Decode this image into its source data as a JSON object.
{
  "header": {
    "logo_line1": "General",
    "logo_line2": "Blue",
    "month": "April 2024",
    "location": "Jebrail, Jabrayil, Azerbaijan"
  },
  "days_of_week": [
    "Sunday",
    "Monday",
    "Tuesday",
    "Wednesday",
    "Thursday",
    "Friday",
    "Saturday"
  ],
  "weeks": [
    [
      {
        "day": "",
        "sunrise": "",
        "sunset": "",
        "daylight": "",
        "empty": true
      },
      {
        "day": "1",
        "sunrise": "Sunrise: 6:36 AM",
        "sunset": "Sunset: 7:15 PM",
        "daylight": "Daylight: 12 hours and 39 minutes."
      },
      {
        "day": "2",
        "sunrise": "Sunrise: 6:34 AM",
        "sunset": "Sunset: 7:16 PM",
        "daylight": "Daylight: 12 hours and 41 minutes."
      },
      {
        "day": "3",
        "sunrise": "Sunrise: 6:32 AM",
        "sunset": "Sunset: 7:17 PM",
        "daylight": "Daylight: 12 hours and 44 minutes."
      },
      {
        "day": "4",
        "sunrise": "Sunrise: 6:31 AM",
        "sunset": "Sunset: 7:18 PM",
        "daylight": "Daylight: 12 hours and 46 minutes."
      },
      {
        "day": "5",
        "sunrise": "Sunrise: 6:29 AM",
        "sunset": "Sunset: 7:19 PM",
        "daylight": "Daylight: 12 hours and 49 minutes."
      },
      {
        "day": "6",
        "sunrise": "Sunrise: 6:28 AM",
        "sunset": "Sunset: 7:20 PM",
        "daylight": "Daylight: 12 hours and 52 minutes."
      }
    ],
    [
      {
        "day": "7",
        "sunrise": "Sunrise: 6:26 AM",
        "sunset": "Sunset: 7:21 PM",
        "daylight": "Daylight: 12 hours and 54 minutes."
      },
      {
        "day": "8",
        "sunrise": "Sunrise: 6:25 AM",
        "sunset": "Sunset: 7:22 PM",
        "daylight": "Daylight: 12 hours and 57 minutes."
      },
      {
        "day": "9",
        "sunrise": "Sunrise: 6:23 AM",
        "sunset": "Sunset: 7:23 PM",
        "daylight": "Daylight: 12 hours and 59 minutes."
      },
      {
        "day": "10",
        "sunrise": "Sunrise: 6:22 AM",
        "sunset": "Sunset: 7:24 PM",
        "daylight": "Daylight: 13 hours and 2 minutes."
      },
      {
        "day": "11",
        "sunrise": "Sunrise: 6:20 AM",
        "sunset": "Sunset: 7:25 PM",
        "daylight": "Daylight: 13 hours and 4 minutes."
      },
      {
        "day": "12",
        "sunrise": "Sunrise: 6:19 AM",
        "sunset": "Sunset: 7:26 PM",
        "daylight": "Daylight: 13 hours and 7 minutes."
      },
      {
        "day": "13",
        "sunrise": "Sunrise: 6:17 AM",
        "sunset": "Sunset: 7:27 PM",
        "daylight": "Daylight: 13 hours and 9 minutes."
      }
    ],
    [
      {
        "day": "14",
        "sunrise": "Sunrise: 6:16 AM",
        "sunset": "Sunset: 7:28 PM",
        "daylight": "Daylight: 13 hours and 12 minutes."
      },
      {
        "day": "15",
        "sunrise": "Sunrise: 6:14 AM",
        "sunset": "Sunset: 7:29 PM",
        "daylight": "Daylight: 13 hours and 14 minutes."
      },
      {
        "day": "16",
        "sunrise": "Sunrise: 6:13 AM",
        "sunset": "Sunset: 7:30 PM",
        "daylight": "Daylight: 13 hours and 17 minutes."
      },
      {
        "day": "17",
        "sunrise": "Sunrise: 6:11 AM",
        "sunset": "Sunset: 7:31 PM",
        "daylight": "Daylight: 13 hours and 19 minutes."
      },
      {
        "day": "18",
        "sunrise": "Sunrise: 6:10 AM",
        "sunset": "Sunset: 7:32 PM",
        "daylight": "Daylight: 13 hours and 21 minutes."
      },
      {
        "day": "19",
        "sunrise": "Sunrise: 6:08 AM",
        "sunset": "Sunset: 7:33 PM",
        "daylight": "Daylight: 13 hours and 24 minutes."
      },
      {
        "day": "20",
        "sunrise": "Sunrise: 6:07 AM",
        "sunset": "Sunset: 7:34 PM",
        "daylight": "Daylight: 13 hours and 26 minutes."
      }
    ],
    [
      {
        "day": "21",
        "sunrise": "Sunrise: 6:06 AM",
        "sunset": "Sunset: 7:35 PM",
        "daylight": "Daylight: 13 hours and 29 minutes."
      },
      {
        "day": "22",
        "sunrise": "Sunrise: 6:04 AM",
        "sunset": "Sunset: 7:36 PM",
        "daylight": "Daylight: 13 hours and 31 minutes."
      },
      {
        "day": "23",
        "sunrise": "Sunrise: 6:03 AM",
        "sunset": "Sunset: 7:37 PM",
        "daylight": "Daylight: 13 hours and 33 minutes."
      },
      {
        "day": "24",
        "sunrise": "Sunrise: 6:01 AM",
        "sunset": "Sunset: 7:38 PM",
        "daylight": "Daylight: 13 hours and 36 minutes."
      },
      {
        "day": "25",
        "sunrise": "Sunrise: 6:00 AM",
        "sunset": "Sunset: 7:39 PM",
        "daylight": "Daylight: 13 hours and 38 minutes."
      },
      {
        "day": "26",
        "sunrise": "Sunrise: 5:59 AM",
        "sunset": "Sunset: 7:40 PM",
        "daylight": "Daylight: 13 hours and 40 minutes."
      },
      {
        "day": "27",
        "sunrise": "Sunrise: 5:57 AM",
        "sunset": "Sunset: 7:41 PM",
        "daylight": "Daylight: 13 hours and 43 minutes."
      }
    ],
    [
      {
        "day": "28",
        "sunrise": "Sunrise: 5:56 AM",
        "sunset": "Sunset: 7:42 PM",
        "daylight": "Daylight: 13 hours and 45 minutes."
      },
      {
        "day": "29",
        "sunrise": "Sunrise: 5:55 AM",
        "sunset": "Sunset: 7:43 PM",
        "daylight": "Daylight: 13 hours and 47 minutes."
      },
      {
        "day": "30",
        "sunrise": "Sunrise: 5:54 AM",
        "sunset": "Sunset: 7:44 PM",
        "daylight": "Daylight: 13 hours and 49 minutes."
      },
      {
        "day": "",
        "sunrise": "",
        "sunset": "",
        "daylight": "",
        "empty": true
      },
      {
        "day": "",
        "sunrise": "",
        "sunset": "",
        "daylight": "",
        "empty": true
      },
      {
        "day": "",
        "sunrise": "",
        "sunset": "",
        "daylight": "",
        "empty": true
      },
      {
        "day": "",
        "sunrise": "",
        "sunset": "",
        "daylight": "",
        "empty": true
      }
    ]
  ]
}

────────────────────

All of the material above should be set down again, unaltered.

Decode this image into its source data as a JSON object.
{
  "header": {
    "logo_line1": "General",
    "logo_line2": "Blue",
    "month": "April 2024",
    "location": "Jebrail, Jabrayil, Azerbaijan"
  },
  "days_of_week": [
    "Sunday",
    "Monday",
    "Tuesday",
    "Wednesday",
    "Thursday",
    "Friday",
    "Saturday"
  ],
  "weeks": [
    [
      {
        "day": "",
        "sunrise": "",
        "sunset": "",
        "daylight": "",
        "empty": true
      },
      {
        "day": "1",
        "sunrise": "Sunrise: 6:36 AM",
        "sunset": "Sunset: 7:15 PM",
        "daylight": "Daylight: 12 hours and 39 minutes."
      },
      {
        "day": "2",
        "sunrise": "Sunrise: 6:34 AM",
        "sunset": "Sunset: 7:16 PM",
        "daylight": "Daylight: 12 hours and 41 minutes."
      },
      {
        "day": "3",
        "sunrise": "Sunrise: 6:32 AM",
        "sunset": "Sunset: 7:17 PM",
        "daylight": "Daylight: 12 hours and 44 minutes."
      },
      {
        "day": "4",
        "sunrise": "Sunrise: 6:31 AM",
        "sunset": "Sunset: 7:18 PM",
        "daylight": "Daylight: 12 hours and 46 minutes."
      },
      {
        "day": "5",
        "sunrise": "Sunrise: 6:29 AM",
        "sunset": "Sunset: 7:19 PM",
        "daylight": "Daylight: 12 hours and 49 minutes."
      },
      {
        "day": "6",
        "sunrise": "Sunrise: 6:28 AM",
        "sunset": "Sunset: 7:20 PM",
        "daylight": "Daylight: 12 hours and 52 minutes."
      }
    ],
    [
      {
        "day": "7",
        "sunrise": "Sunrise: 6:26 AM",
        "sunset": "Sunset: 7:21 PM",
        "daylight": "Daylight: 12 hours and 54 minutes."
      },
      {
        "day": "8",
        "sunrise": "Sunrise: 6:25 AM",
        "sunset": "Sunset: 7:22 PM",
        "daylight": "Daylight: 12 hours and 57 minutes."
      },
      {
        "day": "9",
        "sunrise": "Sunrise: 6:23 AM",
        "sunset": "Sunset: 7:23 PM",
        "daylight": "Daylight: 12 hours and 59 minutes."
      },
      {
        "day": "10",
        "sunrise": "Sunrise: 6:22 AM",
        "sunset": "Sunset: 7:24 PM",
        "daylight": "Daylight: 13 hours and 2 minutes."
      },
      {
        "day": "11",
        "sunrise": "Sunrise: 6:20 AM",
        "sunset": "Sunset: 7:25 PM",
        "daylight": "Daylight: 13 hours and 4 minutes."
      },
      {
        "day": "12",
        "sunrise": "Sunrise: 6:19 AM",
        "sunset": "Sunset: 7:26 PM",
        "daylight": "Daylight: 13 hours and 7 minutes."
      },
      {
        "day": "13",
        "sunrise": "Sunrise: 6:17 AM",
        "sunset": "Sunset: 7:27 PM",
        "daylight": "Daylight: 13 hours and 9 minutes."
      }
    ],
    [
      {
        "day": "14",
        "sunrise": "Sunrise: 6:16 AM",
        "sunset": "Sunset: 7:28 PM",
        "daylight": "Daylight: 13 hours and 12 minutes."
      },
      {
        "day": "15",
        "sunrise": "Sunrise: 6:14 AM",
        "sunset": "Sunset: 7:29 PM",
        "daylight": "Daylight: 13 hours and 14 minutes."
      },
      {
        "day": "16",
        "sunrise": "Sunrise: 6:13 AM",
        "sunset": "Sunset: 7:30 PM",
        "daylight": "Daylight: 13 hours and 17 minutes."
      },
      {
        "day": "17",
        "sunrise": "Sunrise: 6:11 AM",
        "sunset": "Sunset: 7:31 PM",
        "daylight": "Daylight: 13 hours and 19 minutes."
      },
      {
        "day": "18",
        "sunrise": "Sunrise: 6:10 AM",
        "sunset": "Sunset: 7:32 PM",
        "daylight": "Daylight: 13 hours and 21 minutes."
      },
      {
        "day": "19",
        "sunrise": "Sunrise: 6:08 AM",
        "sunset": "Sunset: 7:33 PM",
        "daylight": "Daylight: 13 hours and 24 minutes."
      },
      {
        "day": "20",
        "sunrise": "Sunrise: 6:07 AM",
        "sunset": "Sunset: 7:34 PM",
        "daylight": "Daylight: 13 hours and 26 minutes."
      }
    ],
    [
      {
        "day": "21",
        "sunrise": "Sunrise: 6:06 AM",
        "sunset": "Sunset: 7:35 PM",
        "daylight": "Daylight: 13 hours and 29 minutes."
      },
      {
        "day": "22",
        "sunrise": "Sunrise: 6:04 AM",
        "sunset": "Sunset: 7:36 PM",
        "daylight": "Daylight: 13 hours and 31 minutes."
      },
      {
        "day": "23",
        "sunrise": "Sunrise: 6:03 AM",
        "sunset": "Sunset: 7:37 PM",
        "daylight": "Daylight: 13 hours and 33 minutes."
      },
      {
        "day": "24",
        "sunrise": "Sunrise: 6:01 AM",
        "sunset": "Sunset: 7:38 PM",
        "daylight": "Daylight: 13 hours and 36 minutes."
      },
      {
        "day": "25",
        "sunrise": "Sunrise: 6:00 AM",
        "sunset": "Sunset: 7:39 PM",
        "daylight": "Daylight: 13 hours and 38 minutes."
      },
      {
        "day": "26",
        "sunrise": "Sunrise: 5:59 AM",
        "sunset": "Sunset: 7:40 PM",
        "daylight": "Daylight: 13 hours and 40 minutes."
      },
      {
        "day": "27",
        "sunrise": "Sunrise: 5:57 AM",
        "sunset": "Sunset: 7:41 PM",
        "daylight": "Daylight: 13 hours and 43 minutes."
      }
    ],
    [
      {
        "day": "28",
        "sunrise": "Sunrise: 5:56 AM",
        "sunset": "Sunset: 7:42 PM",
        "daylight": "Daylight: 13 hours and 45 minutes."
      },
      {
        "day": "29",
        "sunrise": "Sunrise: 5:55 AM",
        "sunset": "Sunset: 7:43 PM",
        "daylight": "Daylight: 13 hours and 47 minutes."
      },
      {
        "day": "30",
        "sunrise": "Sunrise: 5:54 AM",
        "sunset": "Sunset: 7:44 PM",
        "daylight": "Daylight: 13 hours and 49 minutes."
      },
      {
        "day": "",
        "sunrise": "",
        "sunset": "",
        "daylight": "",
        "empty": true
      },
      {
        "day": "",
        "sunrise": "",
        "sunset": "",
        "daylight": "",
        "empty": true
      },
      {
        "day": "",
        "sunrise": "",
        "sunset": "",
        "daylight": "",
        "empty": true
      },
      {
        "day": "",
        "sunrise": "",
        "sunset": "",
        "daylight": "",
        "empty": true
      }
    ]
  ]
}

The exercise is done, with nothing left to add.